Lonely Planet review
Sprawling on both sides of Jiefang Lu are alleys lined with Uighur workshops and adobe houses right out of an early-20th-century picture book. Houses range in age from 50 to 500 years old and the lanes twist haphazardly through neighbourhoods where Kashgaris have lived and worked for centuries. It’s a great place for strolling, peeking through gates, chatting up the locals and admiring the craftsmen as they bang on tin and chase copper.
Sadly, the Chinese government has shown little affection for the old town and has spent the past two decades knocking it down, block by block. During our short stay we witnessed dozens of old homes bulldozed.
The shrinking pockets of old neighbourhoods that do remain tend to be hard to spot. Check out the streets southeast of the Night Market or the craft stalls on Kum Darwaza street, north of the post office. The nearby Ostangboyi Teahouse at the main crossroads is one of the last traditional teahouses in town.
Avoid the residential area to the north of Dōnghú Park by the ferris wheel, as it has been turned into a tourist trap complete with entry ticket.

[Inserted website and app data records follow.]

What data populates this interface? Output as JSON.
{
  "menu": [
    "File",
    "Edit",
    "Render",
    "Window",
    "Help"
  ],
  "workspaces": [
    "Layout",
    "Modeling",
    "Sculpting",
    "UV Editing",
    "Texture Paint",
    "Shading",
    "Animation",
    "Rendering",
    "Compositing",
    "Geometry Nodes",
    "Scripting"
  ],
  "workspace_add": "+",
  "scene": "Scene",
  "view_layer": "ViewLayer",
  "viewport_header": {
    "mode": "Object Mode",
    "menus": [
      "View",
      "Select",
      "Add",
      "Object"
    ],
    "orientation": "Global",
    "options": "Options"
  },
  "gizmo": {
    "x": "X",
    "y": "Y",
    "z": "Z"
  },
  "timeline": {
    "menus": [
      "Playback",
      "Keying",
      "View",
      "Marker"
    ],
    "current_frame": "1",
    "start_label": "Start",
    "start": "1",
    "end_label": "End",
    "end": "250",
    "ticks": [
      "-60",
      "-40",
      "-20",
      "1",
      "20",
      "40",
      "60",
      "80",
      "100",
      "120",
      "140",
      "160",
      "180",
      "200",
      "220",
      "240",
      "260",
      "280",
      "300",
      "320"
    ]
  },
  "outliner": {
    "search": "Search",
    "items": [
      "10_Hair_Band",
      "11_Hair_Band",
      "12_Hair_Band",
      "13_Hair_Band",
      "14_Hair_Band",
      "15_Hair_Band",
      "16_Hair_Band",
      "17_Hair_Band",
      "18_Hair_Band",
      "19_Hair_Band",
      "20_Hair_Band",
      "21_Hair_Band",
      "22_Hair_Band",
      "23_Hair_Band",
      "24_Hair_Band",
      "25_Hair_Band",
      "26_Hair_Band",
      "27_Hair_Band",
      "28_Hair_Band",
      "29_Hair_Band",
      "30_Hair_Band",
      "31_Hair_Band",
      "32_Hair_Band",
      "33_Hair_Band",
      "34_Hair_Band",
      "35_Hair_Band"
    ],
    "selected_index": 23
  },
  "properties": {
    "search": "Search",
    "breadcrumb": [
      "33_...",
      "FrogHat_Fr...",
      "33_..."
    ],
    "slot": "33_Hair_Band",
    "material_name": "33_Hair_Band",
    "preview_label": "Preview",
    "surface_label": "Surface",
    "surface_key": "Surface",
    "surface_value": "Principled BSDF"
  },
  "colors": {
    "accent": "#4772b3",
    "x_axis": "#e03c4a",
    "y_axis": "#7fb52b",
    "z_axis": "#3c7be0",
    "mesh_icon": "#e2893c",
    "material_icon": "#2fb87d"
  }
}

At the eastern end of Seman Lu stands a 10m-high section of the Old Town walls , which are at least 500 years old.